Okavango Delta in May
As May unfolds, the Okavango Delta gets cooler and the bright, cloudless days begin to dip below 30°C (86°F). Along the rapidly filling waterways the nights tend to be milder, but on the open plains away from the channels it may drop as low as 5°C (50°F). It’s safe to say that no rain ever falls in May and you’ll seldom see more than the odd wisp of cloud. The deep blue sky remains crisp and clear, not yet as dusty as it can get later in the year.
As surface water evaporates on the surrounding Kalahari plains, more and more animals are drawn to the Okavango’s rising floodwaters. This is especially true along the Delta’s northern concessions which attract elephant and plains game from the increasingly dry Chobe and Linyanti regions. If your primary goal is wildlife – especially lion and other predators – then the northern concessions and Khwai region are a good choice this early in the season, as is Chief’s Island which has excellent game year-round. In general, however, May is prime time across the Okavango, an excellent mix of rising water levels and drying grasslands, when the wildlife gathers along the Delta’s deepening pools, and there’s still plenty to eat around the floodplains. By late May the elevated water levels allow extensive motorboat and mokoro activities and the early mornings aren’t yet as cold as they can get in June and July.

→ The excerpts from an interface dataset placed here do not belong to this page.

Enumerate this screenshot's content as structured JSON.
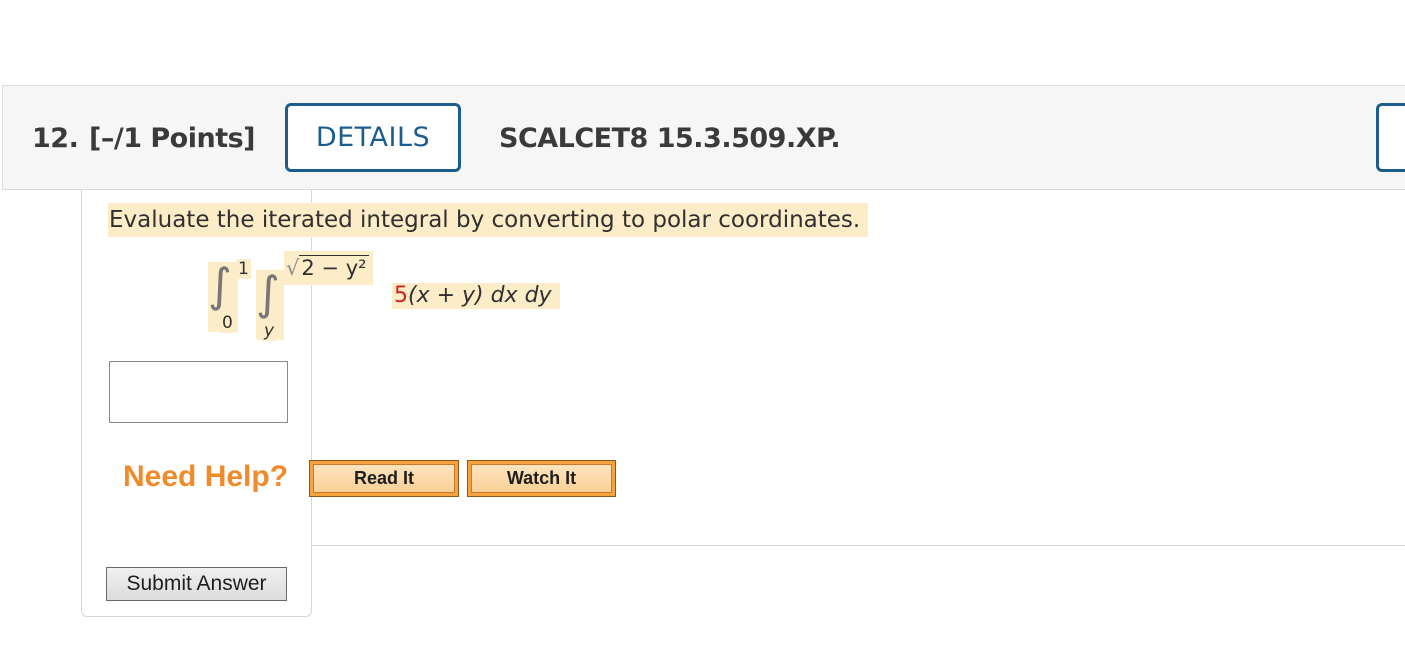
{
  "header": {
    "number": "12.",
    "points": "[–/1 Points]",
    "details_label": "DETAILS",
    "code": "SCALCET8 15.3.509.XP."
  },
  "question": {
    "text": "Evaluate the iterated integral by converting to polar coordinates.",
    "integral": {
      "outer_upper": "1",
      "outer_lower": "0",
      "inner_upper": "2 − y²",
      "inner_lower": "y",
      "coefficient": "5",
      "expression": "(x + y) dx dy"
    }
  },
  "help": {
    "label": "Need Help?",
    "read_it": "Read It",
    "watch_it": "Watch It"
  },
  "submit_label": "Submit Answer",
  "colors": {
    "accent_blue": "#1b5e8e",
    "highlight": "#fdecc8",
    "help_orange": "#f08a2a",
    "coefficient_red": "#d21f1f"
  }
}
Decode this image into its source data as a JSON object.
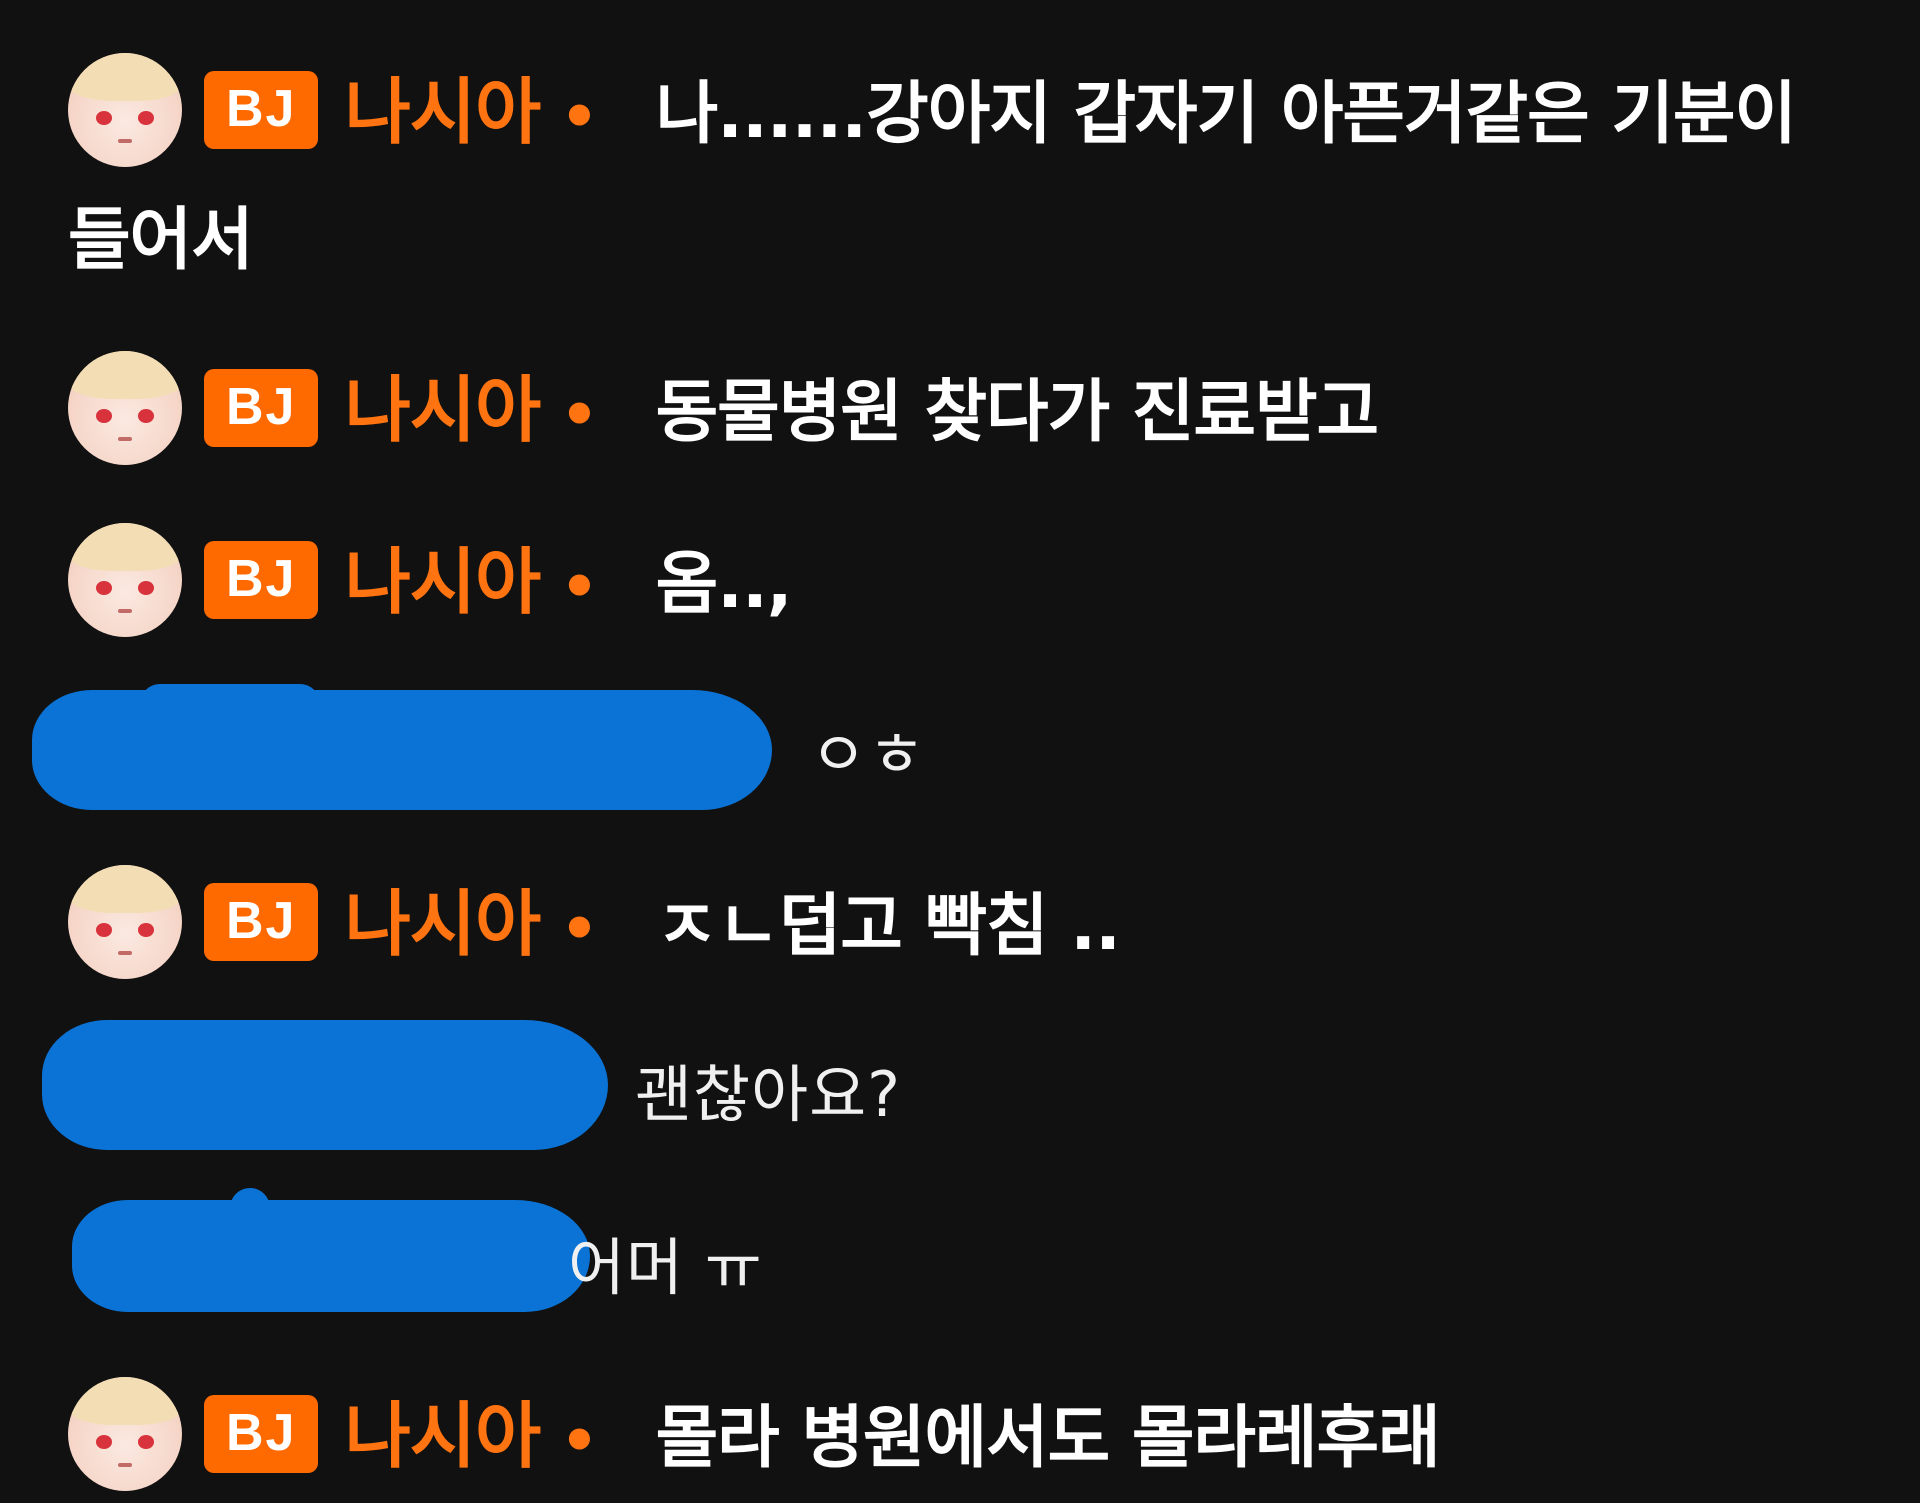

Highlights: Those who visit the Okavango Delta regularly often cite May as their favourite month. It’s true that predator sightings are not as prolific as later in the season (September and October are usually best), but May brings its own rewards. Moderate temperatures, clear blue skies, rising floodwaters and an abundance of well-fed, healthy herbivores all combine to make the Okavango particularly special in May.
Disadvantages: If you’re desperate to see predators, then your chances are slightly better later in the year, when the vegetation is drier and thinner and the animals easier to spot. That said, most lodges and camps have very experienced trackers and guides and although wildlife sightings are never guaranteed, they’re usually able to find animals for their guests in just about any season.